The southern end of the Montauk airstrip goes right up to a wire fence that has on several occasions been breached by small planes landing from north to south. Because the fence is within but several feet of the roadway, any vehicle or pedestrian on the road would have been impacted by the airplane that crashed through the fence. Fortunately, that did not happen and the plane came to rest at a wooden rail fence bordering a motel. The prospects for calamity are mind-boggling.
And yet, in the current litigation the board’s counsel had the gall to suggest that the plaintiffs lacked legal “standing” to bring the suit because they would not be affected by any increase in noise or traffic on East Lake Drive. How they could have made that claim is beyond me because several of the plaintiffs live on East Lake Drive. and their papers submitted to the court said so!
That’s just the beginning of the board’s problems. There is also a pending lawsuit in federal court that had earlier decided that the town had violated a federal law called ANCA when it tried to limit hours of operation. That decision was unanimously affirmed by the Second Circuit Court of Appeals. The District Court in the current case refrained from deciding the case because it said in effect, “What’s the point of my deciding to grant an injunction if a similar restraint is being considered by a state court judge?” Good call.
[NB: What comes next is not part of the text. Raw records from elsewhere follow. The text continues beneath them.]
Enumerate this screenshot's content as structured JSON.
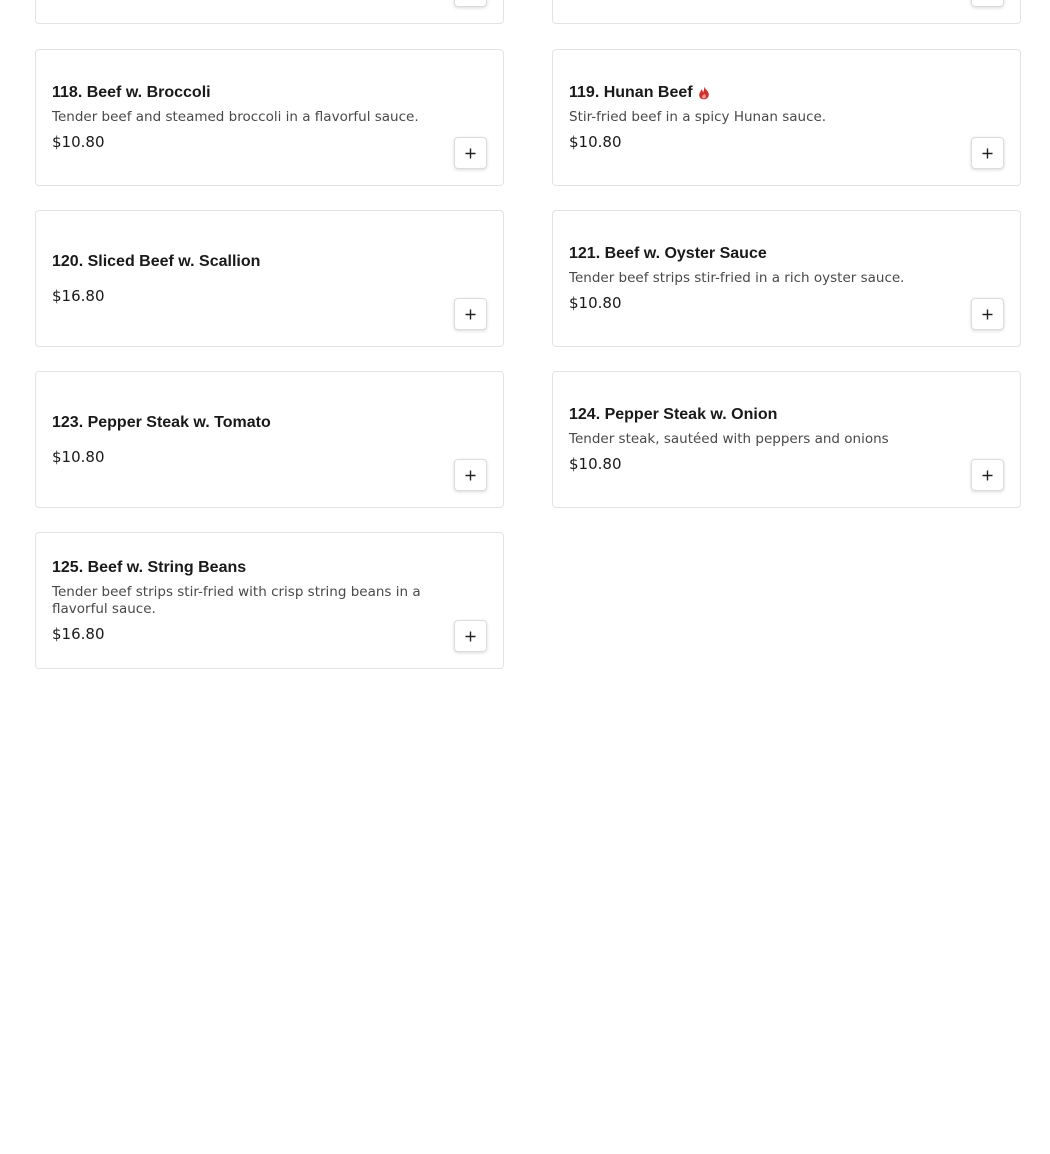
{
  "menu_items": [
    {
      "name": "118. Beef w. Broccoli",
      "description": "Tender beef and steamed broccoli in a flavorful sauce.",
      "price": "$10.80",
      "spicy": false
    },
    {
      "name": "119. Hunan Beef",
      "description": "Stir-fried beef in a spicy Hunan sauce.",
      "price": "$10.80",
      "spicy": true
    },
    {
      "name": "120. Sliced Beef w. Scallion",
      "description": "",
      "price": "$16.80",
      "spicy": false
    },
    {
      "name": "121. Beef w. Oyster Sauce",
      "description": "Tender beef strips stir-fried in a rich oyster sauce.",
      "price": "$10.80",
      "spicy": false
    },
    {
      "name": "123. Pepper Steak w. Tomato",
      "description": "",
      "price": "$10.80",
      "spicy": false
    },
    {
      "name": "124. Pepper Steak w. Onion",
      "description": "Tender steak, sautéed with peppers and onions",
      "price": "$10.80",
      "spicy": false
    },
    {
      "name": "125. Beef w. String Beans",
      "description": "Tender beef strips stir-fried with crisp string beans in a flavorful sauce.",
      "price": "$16.80",
      "spicy": false
    }
  ],
  "icons": {
    "add": "plus-icon",
    "spicy": "flame-icon"
  },
  "colors": {
    "spicy": "#d0312d",
    "border": "#e3e3e3"
  }
}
In any event, even if the town were to succeed in its appeal of the state injunction, they will have to start all over again with the feds who, as I see it, have a strong case against the Town.
The town board has decided the small number of noisy complainers west of us (one boasts that he calls in complaints at least five times a day) mean more to them politically than the thousands of Montaukers who live, work, or vacation here. We, apparently, are but second-class town residents. We are all indebted to Tom Bogdan who put together Montauk United to defend our rights, legally and politically.”
~ Sincerely, Martin London
The U.S. Postal Service has been hard at work preparing for the holiday season since January. Rest assured, we’re holiday ready and well prepared to deliver fast and reliable service to every address in Montauk, NY and across America.
USPS has made significant investments to ensure your holiday greeting cards and packages reach their intended destination on-time. We’ve added 249 new package sorting machines across the nation which will allow us to process 60 million packages per day. This new equipment is part of $40 billion in new investments made under Delivering for America, our 10-year plan to achieve financial sustainability and service excellence.
Additionally, we have the space we need to manage all packages and mail when they reach us. We’ve strategically expanded our footprint by 8.5 million square feet throughout the country to augment space shortages at existing postal facilities and we’ve deployed new technology on our workroom floors to make sure we can track and move mail and packages quickly and to get them on their way.
The 650,000 men and women of the U.S. Postal Service pride ourselves on playing an important role in delivering the holidays for the nation. We’ve had more than 100,000 part time employees convert to full time positions since January 2021. And there is still time to join our team for the holiday season. Open seasonal positions are posted at usps.com/hiring.
Thank you for continuing to support the Postal Service. Our Montauk Postal Service team wishes you a wonderful holiday season.
~ Homer Clare, Montauk Post Office